RTM in terms of building a predictive model is feasible, but making a nice way for the PD to consume it is more difficult (so is more traditional crime analysis type stuff). But could maybe make sense just internally.

I have seen someone try to do the video narratives with officers (similar to your app idea, just using gopro). It is neat, but not sure it results in very actionable intelligence to be honest.

This is just me rambling though. Typically for projects I start with something the PD will find useful based on my own observations. So would look for regular things done low-tech now by the PD that can maybe be automated or improved upon with some coding work.

Sharing here with the hopes others will have more ideas. It is similar in scope to say a really good undergrad or a masters level thesis type project I would say as well.

Reversion in the tech stack and why DS models fail

Hackernews recently shared a story about not using an IDE, and I feel mostly the same way. Hence the title in the post – so my current workflow for when I steal some time to work on my R package ptools my workflow looks like this, using Rterm from the shell:

I don’t have anything against RStudio, I just only have so much room in my brain. Sometimes conversations at work are like a foreign language, “How are we going to test the NiFi script from Hadoop to our Kubernetes environment” or “I can pull the docker image from JFrog, but I run out of room when extracting the image on our sandbox machine. But df says we have plenty of room on all the partitions?”.

If you notice at the top the (base) in front of the shell, that is because this is within the anaconda shell as well. So if you look at many of my past blog posts (see here for one example), I am just using the snipping tool in windows to take screenshots of the shell output in interactive mode.

I am typically just writing the code in Notepad++ (as well as this blog post) – and it is quite simple to switch between interactive copy this function/code and compiling entire scripts. Here is a screenshot of R unit tests for example.

So Notepad++ has some text highlight (for both R and python), and that is nice, but honestly not that necessary. Main thing I use is the selection of brackets to make sure they are balanced. I am sure I am missing out on some nice autocomplete features that would make me more productive, and function hints in Spyder are nice for pandas functions (I mostly use google still though for that when I need it).

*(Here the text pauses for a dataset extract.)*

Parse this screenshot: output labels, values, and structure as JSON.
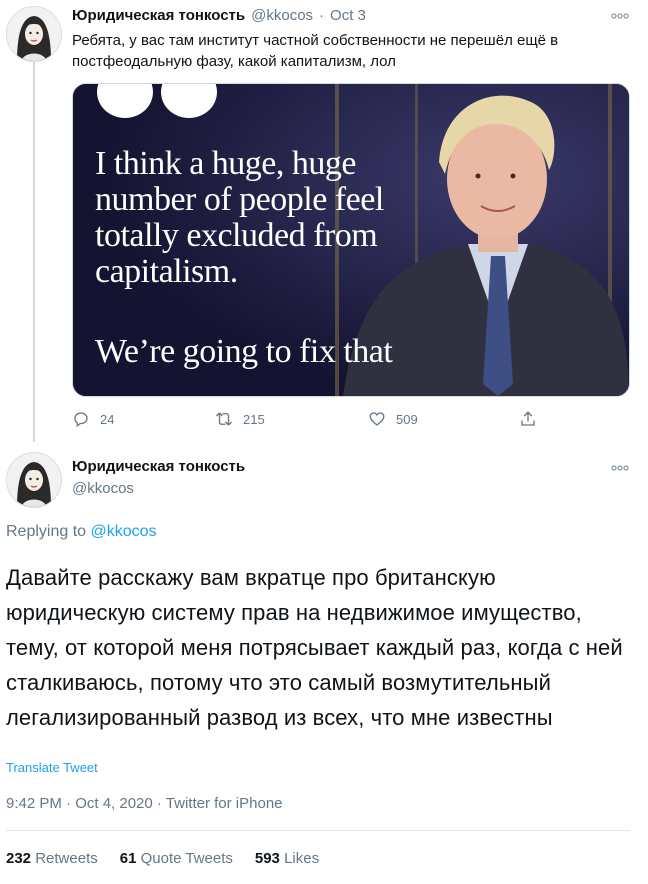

I do use VS Code for development work on our headerless virtual machines at work. But that is more to replicate essentially the workflow on Windows with file explorer + Notepad++ + Shell (I am not a vim ninja – what is it esc + wq:, need to look that up everytime). I fucked up one of my git repos the other day using VS Code stuff tools, and I am just using git directly anymore. (Again this means I am the problem, not VS Code!)

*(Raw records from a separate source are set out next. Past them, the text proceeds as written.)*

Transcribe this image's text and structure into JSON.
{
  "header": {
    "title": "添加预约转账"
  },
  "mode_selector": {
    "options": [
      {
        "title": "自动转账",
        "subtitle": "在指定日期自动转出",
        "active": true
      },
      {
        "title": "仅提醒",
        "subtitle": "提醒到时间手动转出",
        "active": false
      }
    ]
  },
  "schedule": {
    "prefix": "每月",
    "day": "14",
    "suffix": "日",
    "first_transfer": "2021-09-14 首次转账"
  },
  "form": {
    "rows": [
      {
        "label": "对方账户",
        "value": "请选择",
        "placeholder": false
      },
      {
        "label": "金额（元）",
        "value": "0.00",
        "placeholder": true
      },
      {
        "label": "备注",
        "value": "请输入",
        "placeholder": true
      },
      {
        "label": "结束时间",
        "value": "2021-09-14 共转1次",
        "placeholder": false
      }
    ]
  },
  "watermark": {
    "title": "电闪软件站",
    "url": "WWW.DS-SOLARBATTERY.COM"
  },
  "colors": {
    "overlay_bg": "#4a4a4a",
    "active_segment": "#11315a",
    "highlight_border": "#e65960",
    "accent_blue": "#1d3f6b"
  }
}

Why data science projects fail?

Some more random musings, but the more I get involved and see what projects work and what don’t at work, pretty much all of the failures I have come across are due to what I will call “not modeling the right thing”. That potentially covers a bit, but quite a few are simply not understanding counterfactual reasoning and selection bias.

The modeling part (in terms of actually fitting models) is typically quite easy – you do some simple but slightly theoretically informed feature engineering and feed that info into a machine learning model that is very flexible. But maybe that is the problem, people can easily fool themselves into thinking a model looks good, but because they are modeling the wrong thing it does not result in better decision making.

Even in most of the failures I have seen, selection bias is surmountable (often just requires multiple models or models on different samples of data – reduced form for the win!). So learning how to train/test split the data, and feed your data into XGboost only takes a few classes to learn. How to know the right thing to model though takes a bit more thought.

A secondary part of the failure is not learning how to translate the model outputs into actionable decisions. But the not modeling the right thing is at the start, so makes any downstream decision not work out how you want.